This past Sunday, November 23, was the final race in the Vancouver Cyclocross Coalition (VCXC) series. A lot of people continue racing into the new year, especially down in the US, but for me this was going to be the last race in my Cyclocross season. The venue was Aldergrove Lake Park, and by some miracle, the rain was holding off. The course was still pretty soaked, and the wind was howling, but it was far from horrible CX weather. I always feel lucky when I can race CX without my hands (or entire body) freezing and going numb. I hadn't planned on racing my bike this deep into November, but I was leading the masters points series, and had a legitimate shot at keeping the lead if I raced Aldergrove. Plus...a hard anaerobic effort fit nicely in my final taper week into cross country Nationals on the 29th.
I got out to Aldergrove with plenty of time to do a couple laps of the course, and see what I was in for. As expected, the course was a serious grinder! It took all the power I had just to keep moving smoothly through some of the sections. This was a course that favoured the 'big-power' guys: long open sections, deep water, and hardly any corners. I would have to race smart just to survive. No crazy anaerobic efforts, just a smooth, threshold output (whenever possible).
The best part about leading the series is that I get called up first. Which means I was able to choose the fastest-tracked line at the start...and I sure needed it! Right from the gun, the guys with big power shot past me into the first corner. David Kvick and Matt Drown jumped ahead, and then Brad went after them. When I saw Brad go past me and up the first little hill, I knew he was going to win the race. He was just flying...it was that obvious.
Those three guys were gone after the first lap, and I settled in with two Atomic riders; Christian and Colin. I knew that there was little chance of me bridging up to the lead group of three, but I was pretty sure I could hold on where I was. Colin was right behind me in series points, so as long as I could finish close to him, I would keep my points lead (David, though ahead in this race, was just a few too many points down to catch up). Race smart, don't take any chances, and don't let Colin get away. Sounds like a simple plan...until I hit the long/fast descent, and it became obvious to me that I had no rear brakes...NONE!
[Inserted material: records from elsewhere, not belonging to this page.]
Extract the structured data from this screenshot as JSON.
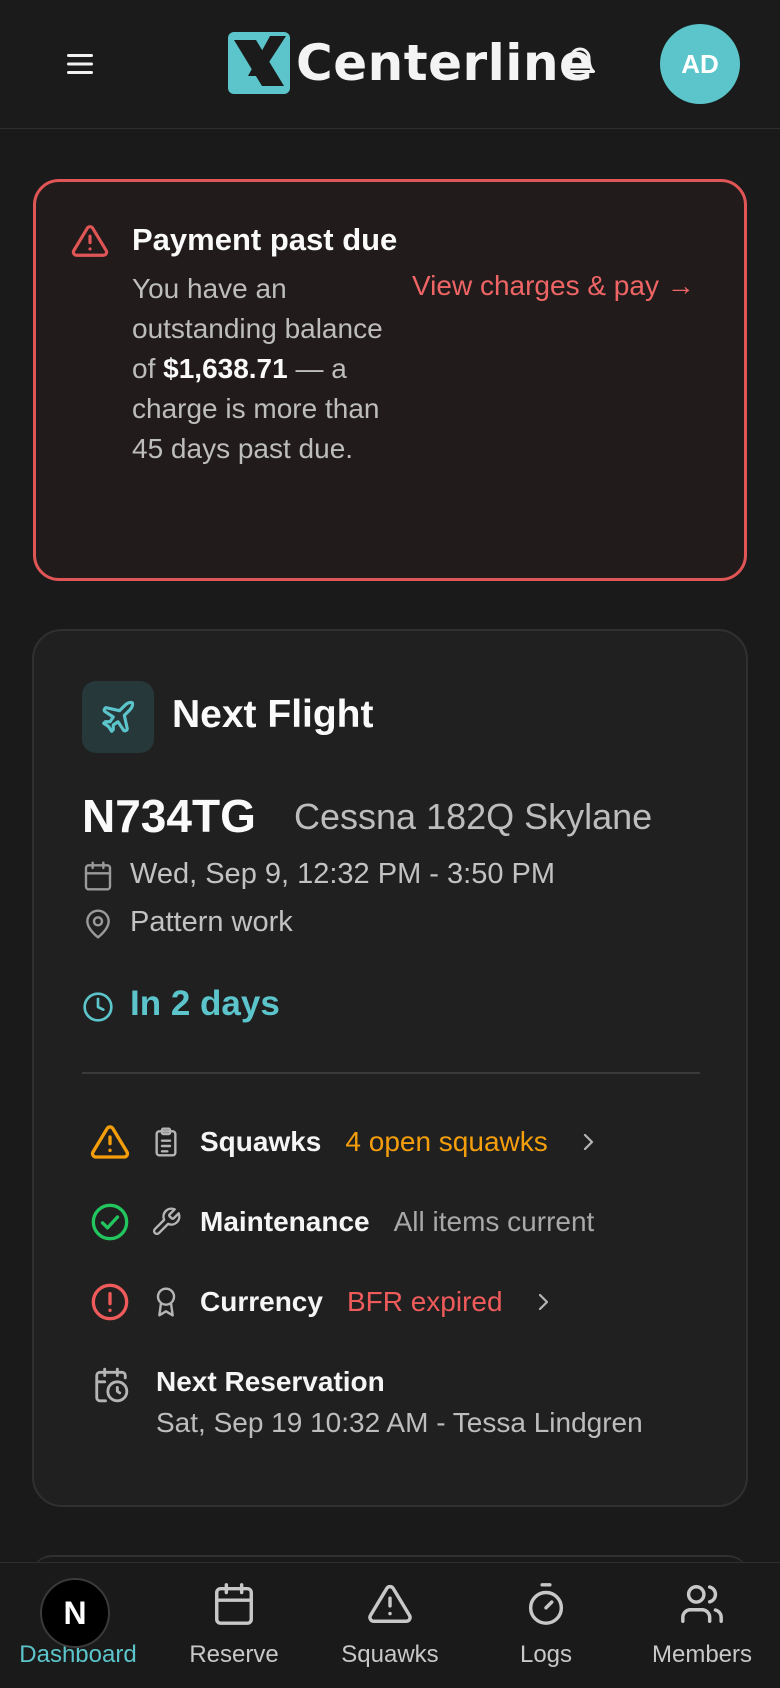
{
  "header": {
    "brand": "Centerline",
    "avatar_initials": "AD"
  },
  "alert": {
    "title": "Payment past due",
    "body_prefix": "You have an outstanding balance of ",
    "amount": "$1,638.71",
    "body_suffix": " — a charge is more than 45 days past due.",
    "link": "View charges & pay →"
  },
  "flight": {
    "card_title": "Next Flight",
    "tail_number": "N734TG",
    "aircraft_model": "Cessna 182Q Skylane",
    "time": "Wed, Sep 9, 12:32 PM - 3:50 PM",
    "location": "Pattern work",
    "countdown": "In 2 days",
    "statuses": [
      {
        "label": "Squawks",
        "value": "4 open squawks",
        "color": "#f59e0b"
      },
      {
        "label": "Maintenance",
        "value": "All items current",
        "color": "#a8a8a8"
      },
      {
        "label": "Currency",
        "value": "BFR expired",
        "color": "#ef5b5b"
      }
    ],
    "next_reservation": {
      "title": "Next Reservation",
      "detail": "Sat, Sep 19 10:32 AM - Tessa Lindgren"
    }
  },
  "nav": {
    "badge": "N",
    "items": [
      {
        "label": "Dashboard"
      },
      {
        "label": "Reserve"
      },
      {
        "label": "Squawks"
      },
      {
        "label": "Logs"
      },
      {
        "label": "Members"
      }
    ]
  },
  "colors": {
    "accent": "#5cc5cb",
    "danger": "#e05555",
    "warning": "#f59e0b",
    "success": "#22c55e"
  }
}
How the hell did I wear through my rear brakes already?
I took a quick look and realized that It wasn't as bad as I thought...I must have clipped the brake calliper on a dismount, and popped the cable out. It was an easy fix: when I got to the top of the long run-up, I stepped aside and put the cable back in place. Both Colin and Christian went past me, but I got right back on their wheels.
We shuffled our positions back and forth for the next few laps until Christian fell off the pace (from a crash I think). Colin moved ahead of me, and stayed there. I was just following his wheel, and protecting my position. There really wasn't anyone close behind us, so I just needed to avoid a crash or a mechanical. I'd like to say that I had some heroic sprint at the end and got past Colin, but that's not the case. He put a small gap on me on the last half lap, and I wasn't able to close it. I definitely raced as hard as I could out there. I minimized my weaknesses and got the most out of my strengths, and managed 5th place. For me, 5th place on that course is a solid result. All the guys ahead of me were just stronger.
Leading the points series was never a goal for me...it just happened. I don't want to pat myself on the back too hard though. A few of the top masters racers didn't compete as masters this year. Bob Welbourne (our masters National Champ) and Kim Steed are the two big names that would have lead the series, but they raced Elite this season. Plus, Matt and James raced several Elite races, missing out on masters points. Both of those guys would have been right in the mix with me. Then there is Brad Issel. The guy is seriously strong. He raced one fewer races than I did (he missed Vanier and Mahon), and he had three wins this year. Had he gotten in one more race, we would have been within a point or two of each other....but most likely he would have taken the series title.
The interesting thing about competing in a series is how consistency usually wins out. I missed one series race this year, as did almost all of the other top masters (except Brad missed two). I had ZERO DNF's from mechanical issues, as opposed to multiple issues every other cross season. I didn't win a race (though I had my chances), but I was always near the top....consistency.
It's pretty impressive how strong the over 40 field is (actually, over 35 yrs old now). There has to be 10 guys (or more) who could win a race on any day. With several of guys moving up to Elite this year, it's most lilkely that I will move up to Elite next season. I am actually looking forward to it. I like the idea of longer races (60+ minutes, as opposed to 45), and having to work my ass off just to not get lapped!
For now though, my bikes are back into the dark part of the basement. I have some serious running to tackle. With The Coastal Challenge coming up at the end of January (kind of the running equivalent of the BC Bike Race), I need to start grinding out some big miles and some big vertical. I'll be getting VERY familiar with the North Shore mountains again!